Canine Communication Workshop December 2016

In December 2016, Dr Renee hosted a Canine Communication workshop, led by Jenny Golsby of Complete Canine Communication in Brisbane.

Jenny is a ‘dog trainer’, although she no longer calls herself this, who has trained under Turid Rugaas, an amazing dog trainer from Norway.  Through many years of experience and learning, Jenny has developed a depth of understanding of dogs like no other, and her techniques and wisdom reflect this.

The workshop was hosted on a small acreage property in Ninderry, across the road from Mt Ninderry walking trails, over two days.

The first day was all the theory – discussing the basic needs of dogs (that are often completely misunderstood) and how to accommodate these so that our canines can feel like a valued and respected member of their human pack.

Jenny outlined a 6-step plan to improve communication with dogs and ensure dogs understand the manners required of them in order to co-exist peacefully with their humans.  We covered topics such as how to have your dog rest happily at home when left alone, how to encourage good manners both in the home and when out and about, calm feeding routines and natural diets, how to deal with threats and barking, how to ensure walking is a comfortable, relaxed and pleasant experience for dogs (and for their humans on the other end of the leash), and how to incorporate nosework into your dog’s skill repertoire (and why you should!).
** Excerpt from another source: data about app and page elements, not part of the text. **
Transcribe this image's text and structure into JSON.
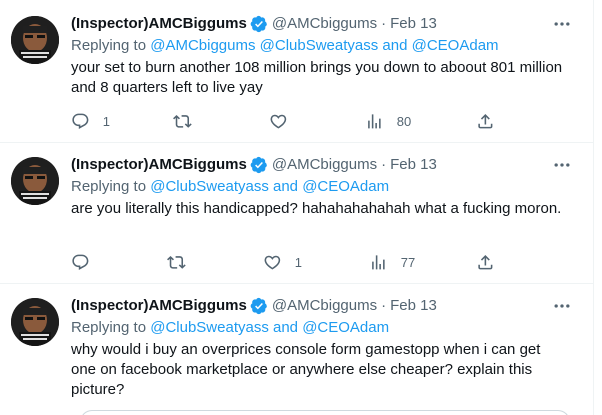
{
  "tweets": [
    {
      "display_name": "(Inspector)AMCBiggums",
      "handle": "@AMCbiggums",
      "separator": "·",
      "date": "Feb 13",
      "replying_label": "Replying to",
      "replying_mentions": "@AMCbiggums @ClubSweatyass and @CEOAdam",
      "text": "your set to burn another 108 million brings you down to aboout 801 million and 8 quarters left to live yay",
      "reply_count": "1",
      "retweet_count": "",
      "like_count": "",
      "view_count": "80"
    },
    {
      "display_name": "(Inspector)AMCBiggums",
      "handle": "@AMCbiggums",
      "separator": "·",
      "date": "Feb 13",
      "replying_label": "Replying to",
      "replying_mentions": "@ClubSweatyass and @CEOAdam",
      "text": "are you literally this handicapped? hahahahahahah what a fucking moron.",
      "reply_count": "",
      "retweet_count": "",
      "like_count": "1",
      "view_count": "77"
    },
    {
      "display_name": "(Inspector)AMCBiggums",
      "handle": "@AMCbiggums",
      "separator": "·",
      "date": "Feb 13",
      "replying_label": "Replying to",
      "replying_mentions": "@ClubSweatyass and @CEOAdam",
      "text": "why would i buy an overprices console form gamestopp when i can get one on facebook marketplace or anywhere else cheaper? explain this picture?"
    }
  ],
  "colors": {
    "text_primary": "#0f1419",
    "text_secondary": "#536471",
    "accent": "#1d9bf0",
    "border": "#eff3f4"
  },
  "icons": [
    "verified-badge-icon",
    "more-icon",
    "reply-icon",
    "retweet-icon",
    "like-icon",
    "views-icon",
    "share-icon"
  ]
}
One example of the simplicity of Jenny’s wisdom is how she engaged the dogs in a social walking experience on the second day, when we all got to put the theory into practice.  Rather than allowing all the dogs to meet and greet first up, which raises excitement (and therefore cortisol – the stress hormone) levels, she kept all the dogs at a safe distance, allowing them the time and space to be curious about the environment and the dogs around them, without actually approaching and greeting.  All dogs were fitted with a comfortable Haqihana walking harness, and a long-leash walking technique was demonstrated for people to learn how to allow their dog some freedom and curiosity when out walking, instead of expecting to be in charge and keep their dogs at heel at all times.  After a period of time peacefully co-existing, the dogs were then brought together on the mountain trails, still with some distance between them, and a social walk was experienced by all.  It was calm, it was mindful, and it was a completely novel experience for most!

I was thinking afterward how unnatural it is to expect our dogs to meet lots of different dogs when out and about all the time.  In the wild, this simply would not happen.  Dogs or wolves would travel together with their pack (their FAMILY) .  They would live together, hunt together, explore together, and any other dog encroaching on their territory would be considered a threat and reacted to accordingly.

This doesn’t mean we can’t ever allow our dogs to meet other dogs again, but it does mean that in most cases, our expectations of dogs are too high, and are not aligned with their natural instincts.  We expect to be able to march past other dogs, at a ‘fitness’ pace, with dogs walking ‘politely’ at our heel on a short leash, usually wearing a very uncomfortable collar/head halter/harness. In dog language, walking head on, at a fast pace, and making eye contact with another dog is all very confrontational and impolite!  No wonder we see so many reactive dogs on leash!  This is just one example of how we can completely misunderstand dogs and their language.
If you are seeking a peaceable easy relationship with your dog that is based in understanding, respect and empathy, then we highly recommend you join us on this path, by contacting Jenny Golsby and attending one of her workshops in Brisbane.  You can find Event details on her website: completepet.com.au
If you would prefer to attend a workshop here on the Sunshine Coast, please email hello@thanaturalvets.com.au to register your interest for upcoming events and we will keep you informed of future dates.